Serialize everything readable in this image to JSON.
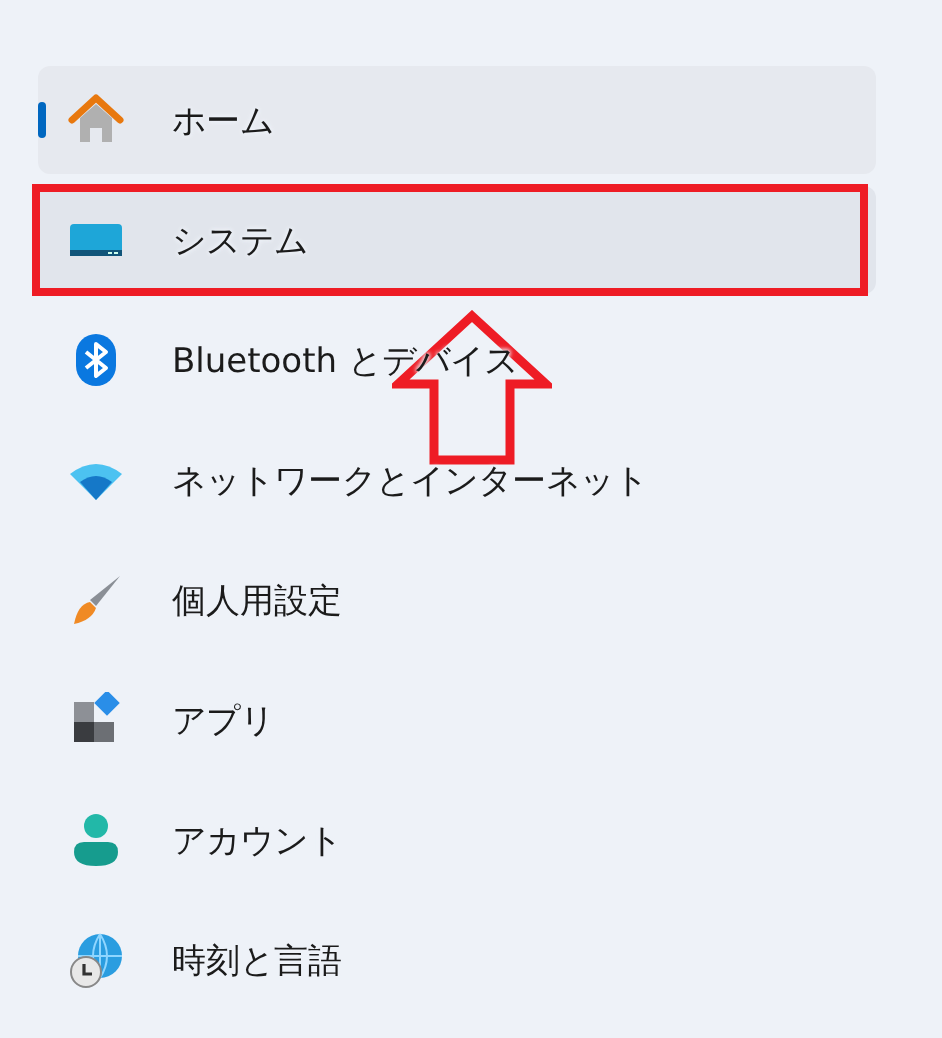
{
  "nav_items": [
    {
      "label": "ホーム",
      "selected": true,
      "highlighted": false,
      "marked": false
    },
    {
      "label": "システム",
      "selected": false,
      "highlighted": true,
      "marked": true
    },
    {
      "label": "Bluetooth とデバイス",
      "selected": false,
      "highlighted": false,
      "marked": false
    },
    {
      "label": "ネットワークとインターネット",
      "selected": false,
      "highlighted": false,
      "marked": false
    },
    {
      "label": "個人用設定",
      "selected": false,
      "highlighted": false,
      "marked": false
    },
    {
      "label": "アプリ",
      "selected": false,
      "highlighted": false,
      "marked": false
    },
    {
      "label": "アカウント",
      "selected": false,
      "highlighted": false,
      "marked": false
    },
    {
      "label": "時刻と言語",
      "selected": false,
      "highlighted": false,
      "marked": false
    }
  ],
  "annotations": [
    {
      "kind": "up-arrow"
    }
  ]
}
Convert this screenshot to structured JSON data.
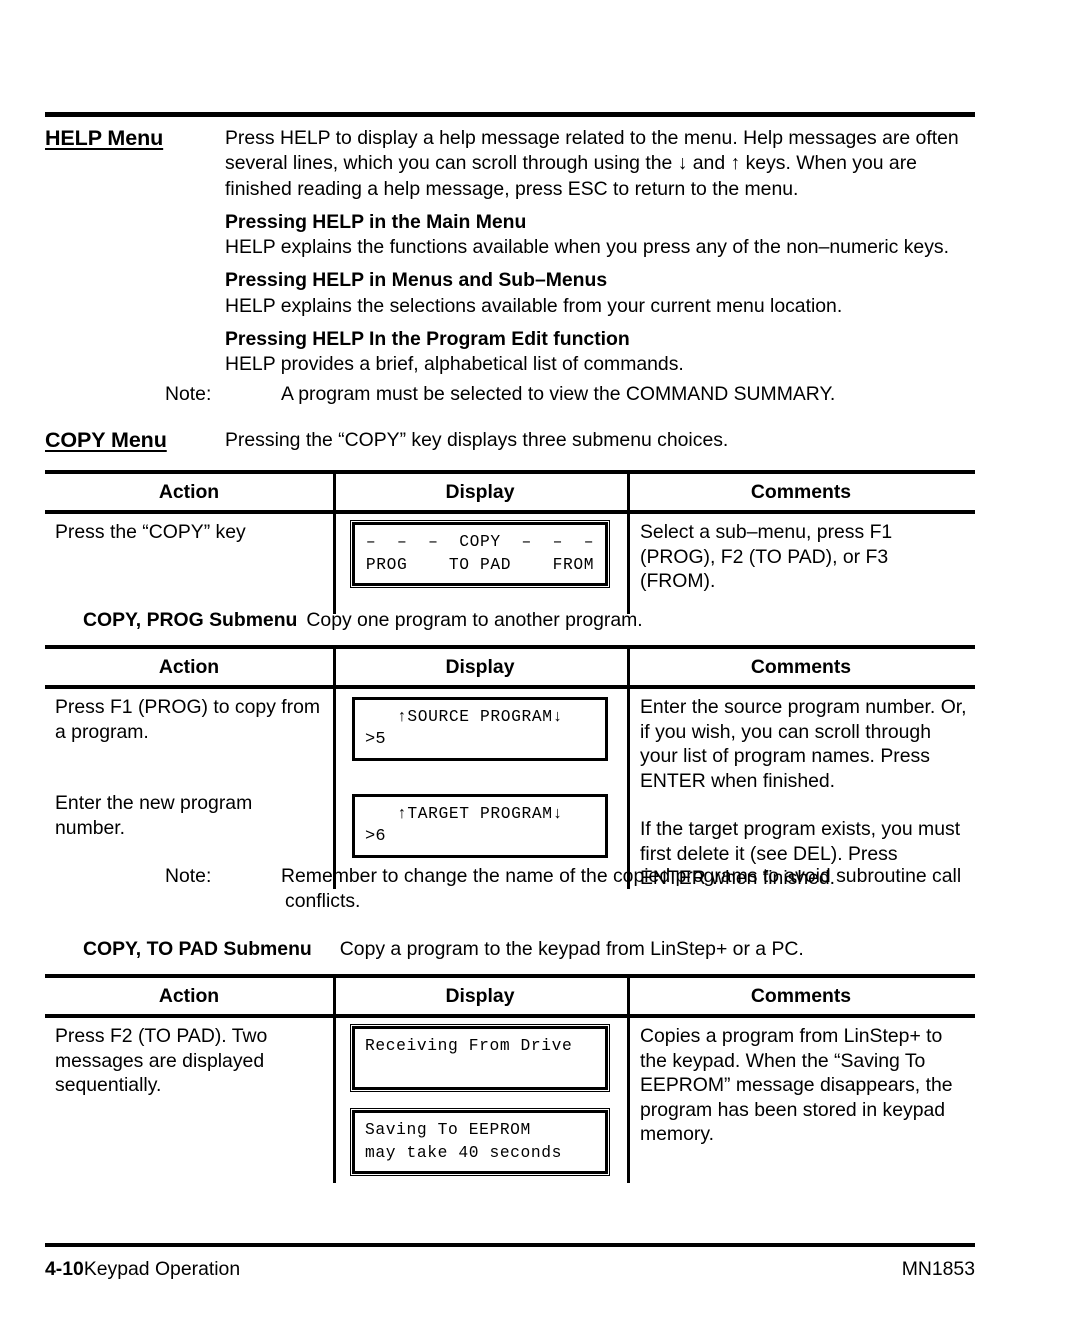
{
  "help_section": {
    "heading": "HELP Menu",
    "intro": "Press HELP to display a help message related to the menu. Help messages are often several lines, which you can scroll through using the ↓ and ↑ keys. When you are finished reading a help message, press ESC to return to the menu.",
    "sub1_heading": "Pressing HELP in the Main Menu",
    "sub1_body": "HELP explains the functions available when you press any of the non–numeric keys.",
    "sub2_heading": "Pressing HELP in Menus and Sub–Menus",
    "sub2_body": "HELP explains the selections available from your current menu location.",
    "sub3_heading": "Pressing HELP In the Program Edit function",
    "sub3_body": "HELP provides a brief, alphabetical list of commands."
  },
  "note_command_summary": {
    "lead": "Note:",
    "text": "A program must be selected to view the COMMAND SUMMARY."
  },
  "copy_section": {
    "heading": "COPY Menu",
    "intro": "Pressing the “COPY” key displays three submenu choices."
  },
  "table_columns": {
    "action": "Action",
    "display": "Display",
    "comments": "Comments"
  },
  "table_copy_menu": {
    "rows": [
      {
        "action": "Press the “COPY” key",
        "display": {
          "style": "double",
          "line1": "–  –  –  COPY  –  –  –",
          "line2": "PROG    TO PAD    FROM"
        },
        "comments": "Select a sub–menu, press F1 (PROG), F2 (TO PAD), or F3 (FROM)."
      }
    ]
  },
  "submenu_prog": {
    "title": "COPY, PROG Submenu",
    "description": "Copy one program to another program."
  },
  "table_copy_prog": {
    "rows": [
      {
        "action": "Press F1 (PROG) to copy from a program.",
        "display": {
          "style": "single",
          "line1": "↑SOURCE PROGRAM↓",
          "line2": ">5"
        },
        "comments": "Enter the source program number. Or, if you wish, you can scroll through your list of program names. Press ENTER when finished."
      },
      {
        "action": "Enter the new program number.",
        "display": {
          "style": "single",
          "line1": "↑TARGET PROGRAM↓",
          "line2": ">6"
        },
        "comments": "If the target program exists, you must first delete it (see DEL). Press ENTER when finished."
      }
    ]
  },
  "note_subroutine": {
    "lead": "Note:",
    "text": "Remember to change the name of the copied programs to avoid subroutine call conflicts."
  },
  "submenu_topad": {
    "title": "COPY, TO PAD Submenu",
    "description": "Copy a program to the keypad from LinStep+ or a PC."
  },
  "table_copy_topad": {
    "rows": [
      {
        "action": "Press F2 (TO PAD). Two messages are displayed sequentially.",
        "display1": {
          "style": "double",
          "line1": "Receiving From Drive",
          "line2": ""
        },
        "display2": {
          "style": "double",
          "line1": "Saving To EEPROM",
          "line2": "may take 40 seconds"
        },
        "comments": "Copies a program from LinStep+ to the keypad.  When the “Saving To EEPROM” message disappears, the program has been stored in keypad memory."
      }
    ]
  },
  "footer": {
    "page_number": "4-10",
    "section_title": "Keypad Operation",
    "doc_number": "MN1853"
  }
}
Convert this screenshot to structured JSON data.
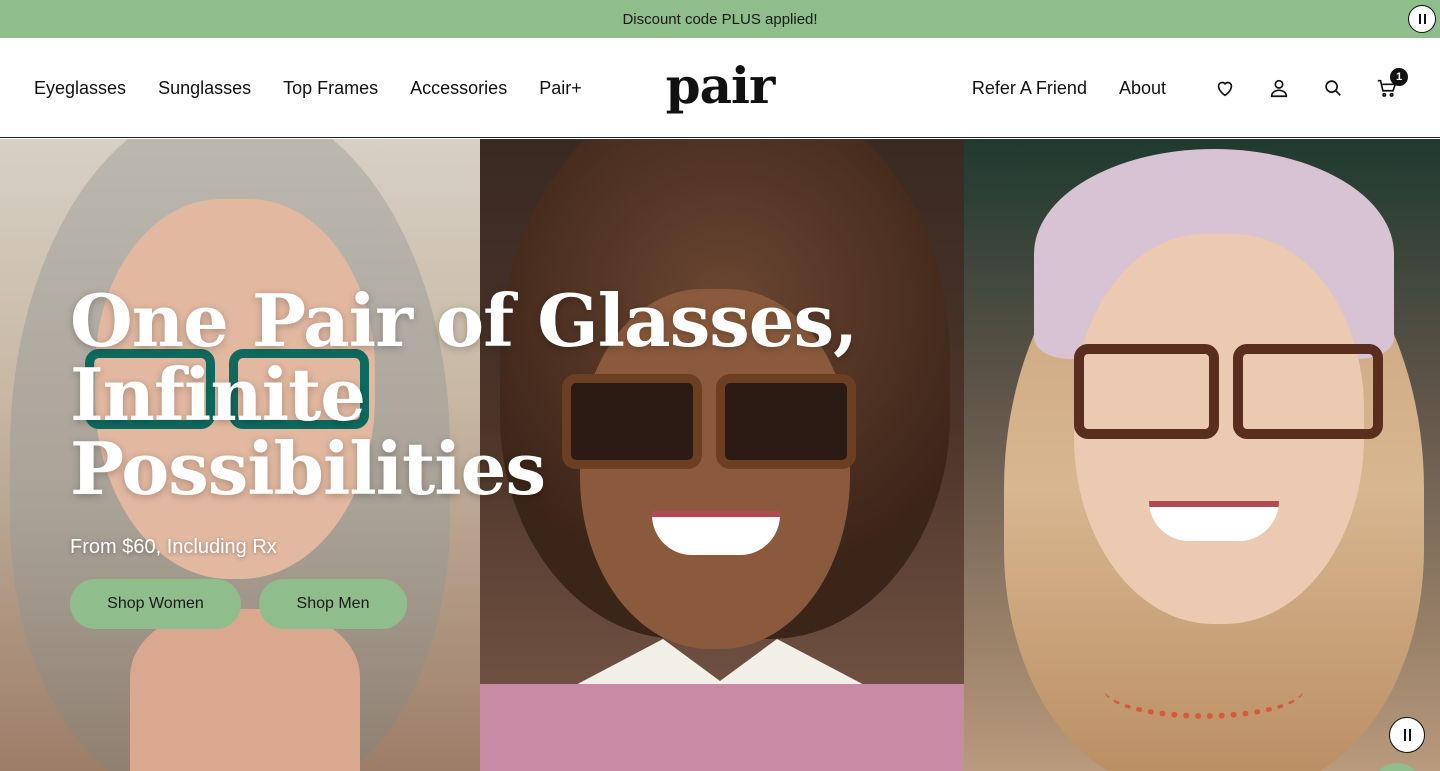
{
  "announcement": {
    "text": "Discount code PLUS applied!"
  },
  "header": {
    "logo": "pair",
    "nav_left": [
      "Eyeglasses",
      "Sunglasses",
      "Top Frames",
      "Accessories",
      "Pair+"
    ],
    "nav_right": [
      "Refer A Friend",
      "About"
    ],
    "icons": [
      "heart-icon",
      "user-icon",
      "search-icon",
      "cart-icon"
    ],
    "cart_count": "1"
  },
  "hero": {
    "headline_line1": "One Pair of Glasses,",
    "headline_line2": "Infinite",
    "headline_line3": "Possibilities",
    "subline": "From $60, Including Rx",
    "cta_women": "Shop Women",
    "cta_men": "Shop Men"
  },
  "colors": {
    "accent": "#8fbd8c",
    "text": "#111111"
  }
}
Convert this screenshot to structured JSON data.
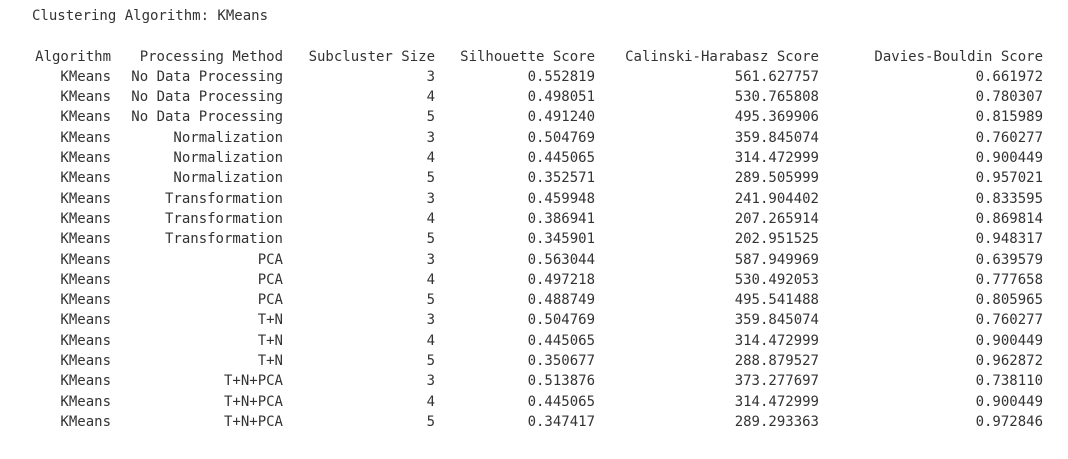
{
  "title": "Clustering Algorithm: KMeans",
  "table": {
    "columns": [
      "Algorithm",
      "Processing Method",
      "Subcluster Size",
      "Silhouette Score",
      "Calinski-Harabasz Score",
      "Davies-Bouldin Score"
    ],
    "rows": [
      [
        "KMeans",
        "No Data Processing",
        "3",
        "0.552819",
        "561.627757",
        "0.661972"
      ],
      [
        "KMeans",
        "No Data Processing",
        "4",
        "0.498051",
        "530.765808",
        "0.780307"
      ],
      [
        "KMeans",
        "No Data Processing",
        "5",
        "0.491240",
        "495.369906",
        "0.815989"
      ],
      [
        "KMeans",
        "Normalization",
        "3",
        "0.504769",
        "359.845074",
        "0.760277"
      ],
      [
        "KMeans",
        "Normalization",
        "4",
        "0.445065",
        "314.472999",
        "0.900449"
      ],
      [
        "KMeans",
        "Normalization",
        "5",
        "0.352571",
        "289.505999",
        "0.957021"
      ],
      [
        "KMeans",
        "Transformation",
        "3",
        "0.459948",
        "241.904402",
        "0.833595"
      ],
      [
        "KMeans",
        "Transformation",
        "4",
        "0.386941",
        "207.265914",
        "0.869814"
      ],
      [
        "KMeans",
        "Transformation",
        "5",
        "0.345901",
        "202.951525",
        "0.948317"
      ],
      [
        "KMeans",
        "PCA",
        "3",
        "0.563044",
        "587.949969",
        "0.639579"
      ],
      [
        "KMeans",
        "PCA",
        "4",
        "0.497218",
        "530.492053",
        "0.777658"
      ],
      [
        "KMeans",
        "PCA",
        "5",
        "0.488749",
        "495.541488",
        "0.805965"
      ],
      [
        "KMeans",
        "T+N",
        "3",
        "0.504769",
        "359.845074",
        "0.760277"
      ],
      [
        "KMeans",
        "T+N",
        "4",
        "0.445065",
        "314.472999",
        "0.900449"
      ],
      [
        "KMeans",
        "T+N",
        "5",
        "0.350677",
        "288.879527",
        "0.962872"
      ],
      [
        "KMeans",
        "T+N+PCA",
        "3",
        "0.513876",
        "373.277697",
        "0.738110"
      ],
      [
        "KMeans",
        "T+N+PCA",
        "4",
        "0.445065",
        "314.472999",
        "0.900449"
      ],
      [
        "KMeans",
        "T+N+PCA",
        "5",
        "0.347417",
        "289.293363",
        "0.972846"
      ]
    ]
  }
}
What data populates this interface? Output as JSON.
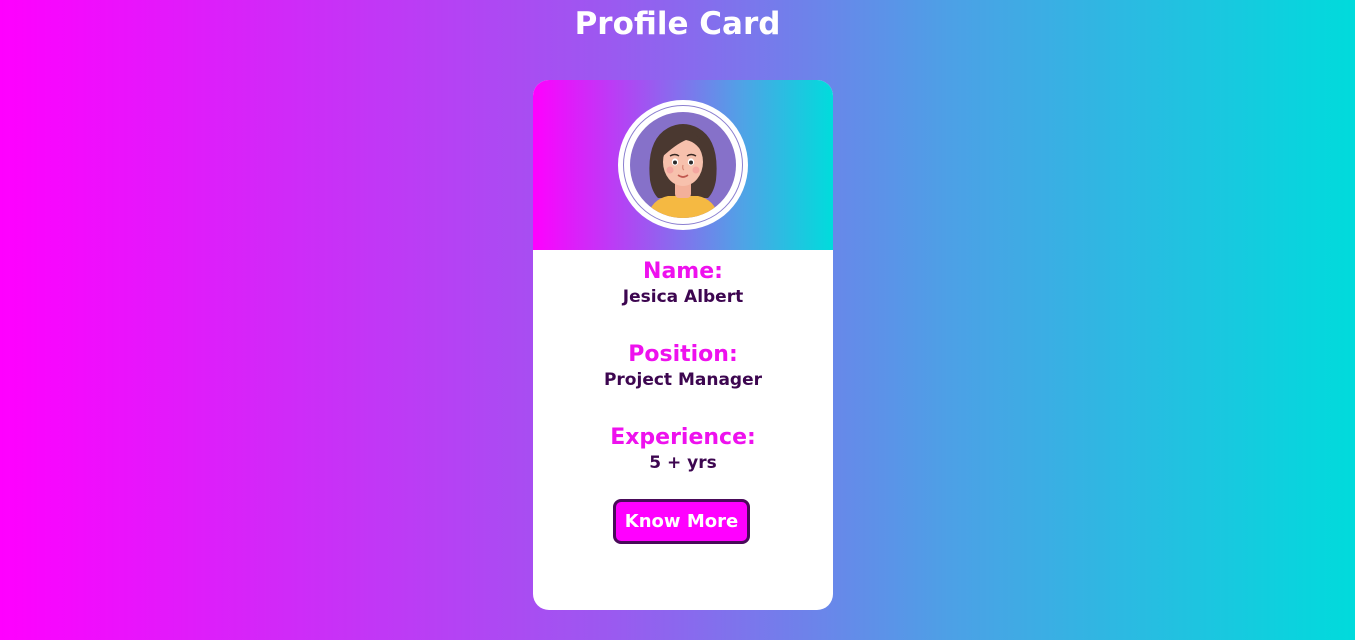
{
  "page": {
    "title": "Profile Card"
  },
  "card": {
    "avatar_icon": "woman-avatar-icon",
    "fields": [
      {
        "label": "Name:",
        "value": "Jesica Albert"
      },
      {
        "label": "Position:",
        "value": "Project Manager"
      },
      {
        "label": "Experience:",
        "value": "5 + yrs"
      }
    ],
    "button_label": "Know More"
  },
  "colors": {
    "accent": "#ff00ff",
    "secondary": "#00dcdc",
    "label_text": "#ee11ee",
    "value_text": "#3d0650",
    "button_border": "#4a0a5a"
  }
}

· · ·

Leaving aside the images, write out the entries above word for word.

Serialize everything readable in this image to JSON.
{
  "nav_items": [
    {
      "label": "ホーム",
      "selected": true,
      "highlighted": false,
      "marked": false
    },
    {
      "label": "システム",
      "selected": false,
      "highlighted": true,
      "marked": true
    },
    {
      "label": "Bluetooth とデバイス",
      "selected": false,
      "highlighted": false,
      "marked": false
    },
    {
      "label": "ネットワークとインターネット",
      "selected": false,
      "highlighted": false,
      "marked": false
    },
    {
      "label": "個人用設定",
      "selected": false,
      "highlighted": false,
      "marked": false
    },
    {
      "label": "アプリ",
      "selected": false,
      "highlighted": false,
      "marked": false
    },
    {
      "label": "アカウント",
      "selected": false,
      "highlighted": false,
      "marked": false
    },
    {
      "label": "時刻と言語",
      "selected": false,
      "highlighted": false,
      "marked": false
    }
  ],
  "annotations": [
    {
      "kind": "up-arrow"
    }
  ]
}
Convert this screenshot to structured JSON data.
{
  "help_section": {
    "heading": "HELP Menu",
    "intro": "Press HELP to display a help message related to the menu. Help messages are often several lines, which you can scroll through using the ↓ and ↑ keys. When you are finished reading a help message, press ESC to return to the menu.",
    "sub1_heading": "Pressing HELP in the Main Menu",
    "sub1_body": "HELP explains the functions available when you press any of the non–numeric keys.",
    "sub2_heading": "Pressing HELP in Menus and Sub–Menus",
    "sub2_body": "HELP explains the selections available from your current menu location.",
    "sub3_heading": "Pressing HELP In the Program Edit function",
    "sub3_body": "HELP provides a brief, alphabetical list of commands."
  },
  "note_command_summary": {
    "lead": "Note:",
    "text": "A program must be selected to view the COMMAND SUMMARY."
  },
  "copy_section": {
    "heading": "COPY Menu",
    "intro": "Pressing the “COPY” key displays three submenu choices."
  },
  "table_columns": {
    "action": "Action",
    "display": "Display",
    "comments": "Comments"
  },
  "table_copy_menu": {
    "rows": [
      {
        "action": "Press the “COPY” key",
        "display": {
          "style": "double",
          "line1": "–  –  –  COPY  –  –  –",
          "line2": "PROG    TO PAD    FROM"
        },
        "comments": "Select a sub–menu, press F1 (PROG), F2 (TO PAD), or F3 (FROM)."
      }
    ]
  },
  "submenu_prog": {
    "title": "COPY, PROG Submenu",
    "description": "Copy one program to another program."
  },
  "table_copy_prog": {
    "rows": [
      {
        "action": "Press F1 (PROG) to copy from a program.",
        "display": {
          "style": "single",
          "line1": "↑SOURCE PROGRAM↓",
          "line2": ">5"
        },
        "comments": "Enter the source program number. Or, if you wish, you can scroll through your list of program names. Press ENTER when finished."
      },
      {
        "action": "Enter the new program number.",
        "display": {
          "style": "single",
          "line1": "↑TARGET PROGRAM↓",
          "line2": ">6"
        },
        "comments": "If the target program exists, you must first delete it (see DEL). Press ENTER when finished."
      }
    ]
  },
  "note_subroutine": {
    "lead": "Note:",
    "text": "Remember to change the name of the copied programs to avoid subroutine call conflicts."
  },
  "submenu_topad": {
    "title": "COPY, TO PAD Submenu",
    "description": "Copy a program to the keypad from LinStep+ or a PC."
  },
  "table_copy_topad": {
    "rows": [
      {
        "action": "Press F2 (TO PAD). Two messages are displayed sequentially.",
        "display1": {
          "style": "double",
          "line1": "Receiving From Drive",
          "line2": ""
        },
        "display2": {
          "style": "double",
          "line1": "Saving To EEPROM",
          "line2": "may take 40 seconds"
        },
        "comments": "Copies a program from LinStep+ to the keypad.  When the “Saving To EEPROM” message disappears, the program has been stored in keypad memory."
      }
    ]
  },
  "footer": {
    "page_number": "4-10",
    "section_title": "Keypad Operation",
    "doc_number": "MN1853"
  }
}
Convert this screenshot to structured JSON data.
{
  "announcement": {
    "text": "Discount code PLUS applied!"
  },
  "header": {
    "logo": "pair",
    "nav_left": [
      "Eyeglasses",
      "Sunglasses",
      "Top Frames",
      "Accessories",
      "Pair+"
    ],
    "nav_right": [
      "Refer A Friend",
      "About"
    ],
    "icons": [
      "heart-icon",
      "user-icon",
      "search-icon",
      "cart-icon"
    ],
    "cart_count": "1"
  },
  "hero": {
    "headline_line1": "One Pair of Glasses,",
    "headline_line2": "Infinite",
    "headline_line3": "Possibilities",
    "subline": "From $60, Including Rx",
    "cta_women": "Shop Women",
    "cta_men": "Shop Men"
  },
  "colors": {
    "accent": "#8fbd8c",
    "text": "#111111"
  }
}
Convert this screenshot to structured JSON data.
{
  "title": "Clustering Algorithm: KMeans",
  "table": {
    "columns": [
      "Algorithm",
      "Processing Method",
      "Subcluster Size",
      "Silhouette Score",
      "Calinski-Harabasz Score",
      "Davies-Bouldin Score"
    ],
    "rows": [
      [
        "KMeans",
        "No Data Processing",
        "3",
        "0.552819",
        "561.627757",
        "0.661972"
      ],
      [
        "KMeans",
        "No Data Processing",
        "4",
        "0.498051",
        "530.765808",
        "0.780307"
      ],
      [
        "KMeans",
        "No Data Processing",
        "5",
        "0.491240",
        "495.369906",
        "0.815989"
      ],
      [
        "KMeans",
        "Normalization",
        "3",
        "0.504769",
        "359.845074",
        "0.760277"
      ],
      [
        "KMeans",
        "Normalization",
        "4",
        "0.445065",
        "314.472999",
        "0.900449"
      ],
      [
        "KMeans",
        "Normalization",
        "5",
        "0.352571",
        "289.505999",
        "0.957021"
      ],
      [
        "KMeans",
        "Transformation",
        "3",
        "0.459948",
        "241.904402",
        "0.833595"
      ],
      [
        "KMeans",
        "Transformation",
        "4",
        "0.386941",
        "207.265914",
        "0.869814"
      ],
      [
        "KMeans",
        "Transformation",
        "5",
        "0.345901",
        "202.951525",
        "0.948317"
      ],
      [
        "KMeans",
        "PCA",
        "3",
        "0.563044",
        "587.949969",
        "0.639579"
      ],
      [
        "KMeans",
        "PCA",
        "4",
        "0.497218",
        "530.492053",
        "0.777658"
      ],
      [
        "KMeans",
        "PCA",
        "5",
        "0.488749",
        "495.541488",
        "0.805965"
      ],
      [
        "KMeans",
        "T+N",
        "3",
        "0.504769",
        "359.845074",
        "0.760277"
      ],
      [
        "KMeans",
        "T+N",
        "4",
        "0.445065",
        "314.472999",
        "0.900449"
      ],
      [
        "KMeans",
        "T+N",
        "5",
        "0.350677",
        "288.879527",
        "0.962872"
      ],
      [
        "KMeans",
        "T+N+PCA",
        "3",
        "0.513876",
        "373.277697",
        "0.738110"
      ],
      [
        "KMeans",
        "T+N+PCA",
        "4",
        "0.445065",
        "314.472999",
        "0.900449"
      ],
      [
        "KMeans",
        "T+N+PCA",
        "5",
        "0.347417",
        "289.293363",
        "0.972846"
      ]
    ]
  }
}
What data populates this interface? Output as JSON.
{
  "page": {
    "title": "Profile Card"
  },
  "card": {
    "avatar_icon": "woman-avatar-icon",
    "fields": [
      {
        "label": "Name:",
        "value": "Jesica Albert"
      },
      {
        "label": "Position:",
        "value": "Project Manager"
      },
      {
        "label": "Experience:",
        "value": "5 + yrs"
      }
    ],
    "button_label": "Know More"
  },
  "colors": {
    "accent": "#ff00ff",
    "secondary": "#00dcdc",
    "label_text": "#ee11ee",
    "value_text": "#3d0650",
    "button_border": "#4a0a5a"
  }
}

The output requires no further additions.